Your objective:
The entries are given below. Output each one unchanged.

Provided entries:

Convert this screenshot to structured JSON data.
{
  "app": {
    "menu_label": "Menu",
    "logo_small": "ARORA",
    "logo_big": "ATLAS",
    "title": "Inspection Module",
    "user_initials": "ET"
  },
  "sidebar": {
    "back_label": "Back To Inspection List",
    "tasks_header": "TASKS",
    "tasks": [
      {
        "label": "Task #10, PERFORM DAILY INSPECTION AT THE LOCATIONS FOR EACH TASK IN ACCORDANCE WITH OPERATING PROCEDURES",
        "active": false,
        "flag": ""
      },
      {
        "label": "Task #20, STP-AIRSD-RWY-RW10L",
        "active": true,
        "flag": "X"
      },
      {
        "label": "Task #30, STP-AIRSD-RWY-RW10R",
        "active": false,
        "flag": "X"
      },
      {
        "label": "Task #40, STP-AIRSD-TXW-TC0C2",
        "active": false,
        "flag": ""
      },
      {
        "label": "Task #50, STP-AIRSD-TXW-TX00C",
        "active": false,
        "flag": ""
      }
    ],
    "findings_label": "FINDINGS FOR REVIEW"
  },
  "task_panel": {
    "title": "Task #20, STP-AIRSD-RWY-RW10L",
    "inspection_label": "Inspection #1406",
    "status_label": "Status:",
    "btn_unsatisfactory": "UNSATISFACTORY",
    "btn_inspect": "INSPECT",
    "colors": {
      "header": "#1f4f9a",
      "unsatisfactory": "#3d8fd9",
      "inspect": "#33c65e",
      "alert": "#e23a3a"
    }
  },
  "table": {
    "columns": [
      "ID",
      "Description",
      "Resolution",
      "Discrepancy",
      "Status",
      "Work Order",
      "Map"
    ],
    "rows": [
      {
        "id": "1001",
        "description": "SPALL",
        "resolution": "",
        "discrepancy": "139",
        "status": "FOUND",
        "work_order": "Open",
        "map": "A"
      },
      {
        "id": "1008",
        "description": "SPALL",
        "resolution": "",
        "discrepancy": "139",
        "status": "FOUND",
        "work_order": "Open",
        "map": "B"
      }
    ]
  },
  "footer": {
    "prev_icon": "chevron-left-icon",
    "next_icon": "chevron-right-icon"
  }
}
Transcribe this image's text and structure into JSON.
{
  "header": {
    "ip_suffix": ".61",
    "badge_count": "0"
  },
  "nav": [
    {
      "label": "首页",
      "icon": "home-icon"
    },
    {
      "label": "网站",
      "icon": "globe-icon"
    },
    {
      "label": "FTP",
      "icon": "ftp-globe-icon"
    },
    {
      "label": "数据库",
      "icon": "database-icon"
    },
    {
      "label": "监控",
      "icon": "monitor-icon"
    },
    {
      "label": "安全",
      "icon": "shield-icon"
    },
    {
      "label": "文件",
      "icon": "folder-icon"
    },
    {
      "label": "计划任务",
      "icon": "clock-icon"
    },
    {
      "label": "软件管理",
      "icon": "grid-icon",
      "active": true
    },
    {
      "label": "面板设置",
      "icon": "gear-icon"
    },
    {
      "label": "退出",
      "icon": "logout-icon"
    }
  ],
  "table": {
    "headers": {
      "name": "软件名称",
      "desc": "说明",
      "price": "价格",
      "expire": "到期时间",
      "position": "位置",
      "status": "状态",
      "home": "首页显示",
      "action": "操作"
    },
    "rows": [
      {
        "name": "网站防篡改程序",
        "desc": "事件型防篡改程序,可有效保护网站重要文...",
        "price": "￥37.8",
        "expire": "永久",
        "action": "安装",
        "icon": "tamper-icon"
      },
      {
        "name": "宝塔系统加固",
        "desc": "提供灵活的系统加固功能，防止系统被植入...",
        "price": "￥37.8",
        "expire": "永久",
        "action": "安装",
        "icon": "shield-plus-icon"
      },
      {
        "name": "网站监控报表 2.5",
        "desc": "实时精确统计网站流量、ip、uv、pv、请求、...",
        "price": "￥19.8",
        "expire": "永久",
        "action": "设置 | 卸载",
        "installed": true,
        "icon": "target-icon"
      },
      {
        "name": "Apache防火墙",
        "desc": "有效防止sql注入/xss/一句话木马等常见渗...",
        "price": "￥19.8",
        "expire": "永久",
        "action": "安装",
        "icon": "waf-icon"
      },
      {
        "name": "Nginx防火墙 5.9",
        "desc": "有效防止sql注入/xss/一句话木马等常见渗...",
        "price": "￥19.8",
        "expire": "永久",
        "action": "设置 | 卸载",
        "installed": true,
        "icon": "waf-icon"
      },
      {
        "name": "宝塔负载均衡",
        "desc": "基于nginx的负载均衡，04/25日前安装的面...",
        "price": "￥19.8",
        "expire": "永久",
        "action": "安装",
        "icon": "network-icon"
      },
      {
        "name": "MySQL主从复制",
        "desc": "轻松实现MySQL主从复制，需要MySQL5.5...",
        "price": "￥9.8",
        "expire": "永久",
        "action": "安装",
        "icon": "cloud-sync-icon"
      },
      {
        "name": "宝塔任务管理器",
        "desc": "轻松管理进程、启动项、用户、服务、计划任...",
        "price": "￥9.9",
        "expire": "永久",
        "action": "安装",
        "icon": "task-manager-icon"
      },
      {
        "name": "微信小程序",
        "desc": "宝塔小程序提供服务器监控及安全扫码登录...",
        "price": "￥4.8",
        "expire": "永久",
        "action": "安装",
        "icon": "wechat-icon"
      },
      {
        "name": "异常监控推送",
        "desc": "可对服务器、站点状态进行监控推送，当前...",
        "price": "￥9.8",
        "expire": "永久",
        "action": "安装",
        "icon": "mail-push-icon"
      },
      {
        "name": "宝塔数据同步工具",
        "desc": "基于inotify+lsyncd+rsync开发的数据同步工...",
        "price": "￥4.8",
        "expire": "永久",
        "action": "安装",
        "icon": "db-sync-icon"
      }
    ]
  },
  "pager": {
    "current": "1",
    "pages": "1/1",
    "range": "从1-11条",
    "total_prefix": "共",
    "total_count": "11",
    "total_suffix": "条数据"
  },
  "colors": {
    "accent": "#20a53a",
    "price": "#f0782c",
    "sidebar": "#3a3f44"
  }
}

Completed exercise:
Convert this screenshot to structured JSON data.
{
  "app": {
    "menu_label": "Menu",
    "logo_small": "ARORA",
    "logo_big": "ATLAS",
    "title": "Inspection Module",
    "user_initials": "ET"
  },
  "sidebar": {
    "back_label": "Back To Inspection List",
    "tasks_header": "TASKS",
    "tasks": [
      {
        "label": "Task #10, PERFORM DAILY INSPECTION AT THE LOCATIONS FOR EACH TASK IN ACCORDANCE WITH OPERATING PROCEDURES",
        "active": false,
        "flag": ""
      },
      {
        "label": "Task #20, STP-AIRSD-RWY-RW10L",
        "active": true,
        "flag": "X"
      },
      {
        "label": "Task #30, STP-AIRSD-RWY-RW10R",
        "active": false,
        "flag": "X"
      },
      {
        "label": "Task #40, STP-AIRSD-TXW-TC0C2",
        "active": false,
        "flag": ""
      },
      {
        "label": "Task #50, STP-AIRSD-TXW-TX00C",
        "active": false,
        "flag": ""
      }
    ],
    "findings_label": "FINDINGS FOR REVIEW"
  },
  "task_panel": {
    "title": "Task #20, STP-AIRSD-RWY-RW10L",
    "inspection_label": "Inspection #1406",
    "status_label": "Status:",
    "btn_unsatisfactory": "UNSATISFACTORY",
    "btn_inspect": "INSPECT",
    "colors": {
      "header": "#1f4f9a",
      "unsatisfactory": "#3d8fd9",
      "inspect": "#33c65e",
      "alert": "#e23a3a"
    }
  },
  "table": {
    "columns": [
      "ID",
      "Description",
      "Resolution",
      "Discrepancy",
      "Status",
      "Work Order",
      "Map"
    ],
    "rows": [
      {
        "id": "1001",
        "description": "SPALL",
        "resolution": "",
        "discrepancy": "139",
        "status": "FOUND",
        "work_order": "Open",
        "map": "A"
      },
      {
        "id": "1008",
        "description": "SPALL",
        "resolution": "",
        "discrepancy": "139",
        "status": "FOUND",
        "work_order": "Open",
        "map": "B"
      }
    ]
  },
  "footer": {
    "prev_icon": "chevron-left-icon",
    "next_icon": "chevron-right-icon"
  }
}
Transcribe this image's text and structure into JSON.
{
  "header": {
    "ip_suffix": ".61",
    "badge_count": "0"
  },
  "nav": [
    {
      "label": "首页",
      "icon": "home-icon"
    },
    {
      "label": "网站",
      "icon": "globe-icon"
    },
    {
      "label": "FTP",
      "icon": "ftp-globe-icon"
    },
    {
      "label": "数据库",
      "icon": "database-icon"
    },
    {
      "label": "监控",
      "icon": "monitor-icon"
    },
    {
      "label": "安全",
      "icon": "shield-icon"
    },
    {
      "label": "文件",
      "icon": "folder-icon"
    },
    {
      "label": "计划任务",
      "icon": "clock-icon"
    },
    {
      "label": "软件管理",
      "icon": "grid-icon",
      "active": true
    },
    {
      "label": "面板设置",
      "icon": "gear-icon"
    },
    {
      "label": "退出",
      "icon": "logout-icon"
    }
  ],
  "table": {
    "headers": {
      "name": "软件名称",
      "desc": "说明",
      "price": "价格",
      "expire": "到期时间",
      "position": "位置",
      "status": "状态",
      "home": "首页显示",
      "action": "操作"
    },
    "rows": [
      {
        "name": "网站防篡改程序",
        "desc": "事件型防篡改程序,可有效保护网站重要文...",
        "price": "￥37.8",
        "expire": "永久",
        "action": "安装",
        "icon": "tamper-icon"
      },
      {
        "name": "宝塔系统加固",
        "desc": "提供灵活的系统加固功能，防止系统被植入...",
        "price": "￥37.8",
        "expire": "永久",
        "action": "安装",
        "icon": "shield-plus-icon"
      },
      {
        "name": "网站监控报表 2.5",
        "desc": "实时精确统计网站流量、ip、uv、pv、请求、...",
        "price": "￥19.8",
        "expire": "永久",
        "action": "设置 | 卸载",
        "installed": true,
        "icon": "target-icon"
      },
      {
        "name": "Apache防火墙",
        "desc": "有效防止sql注入/xss/一句话木马等常见渗...",
        "price": "￥19.8",
        "expire": "永久",
        "action": "安装",
        "icon": "waf-icon"
      },
      {
        "name": "Nginx防火墙 5.9",
        "desc": "有效防止sql注入/xss/一句话木马等常见渗...",
        "price": "￥19.8",
        "expire": "永久",
        "action": "设置 | 卸载",
        "installed": true,
        "icon": "waf-icon"
      },
      {
        "name": "宝塔负载均衡",
        "desc": "基于nginx的负载均衡，04/25日前安装的面...",
        "price": "￥19.8",
        "expire": "永久",
        "action": "安装",
        "icon": "network-icon"
      },
      {
        "name": "MySQL主从复制",
        "desc": "轻松实现MySQL主从复制，需要MySQL5.5...",
        "price": "￥9.8",
        "expire": "永久",
        "action": "安装",
        "icon": "cloud-sync-icon"
      },
      {
        "name": "宝塔任务管理器",
        "desc": "轻松管理进程、启动项、用户、服务、计划任...",
        "price": "￥9.9",
        "expire": "永久",
        "action": "安装",
        "icon": "task-manager-icon"
      },
      {
        "name": "微信小程序",
        "desc": "宝塔小程序提供服务器监控及安全扫码登录...",
        "price": "￥4.8",
        "expire": "永久",
        "action": "安装",
        "icon": "wechat-icon"
      },
      {
        "name": "异常监控推送",
        "desc": "可对服务器、站点状态进行监控推送，当前...",
        "price": "￥9.8",
        "expire": "永久",
        "action": "安装",
        "icon": "mail-push-icon"
      },
      {
        "name": "宝塔数据同步工具",
        "desc": "基于inotify+lsyncd+rsync开发的数据同步工...",
        "price": "￥4.8",
        "expire": "永久",
        "action": "安装",
        "icon": "db-sync-icon"
      }
    ]
  },
  "pager": {
    "current": "1",
    "pages": "1/1",
    "range": "从1-11条",
    "total_prefix": "共",
    "total_count": "11",
    "total_suffix": "条数据"
  },
  "colors": {
    "accent": "#20a53a",
    "price": "#f0782c",
    "sidebar": "#3a3f44"
  }
}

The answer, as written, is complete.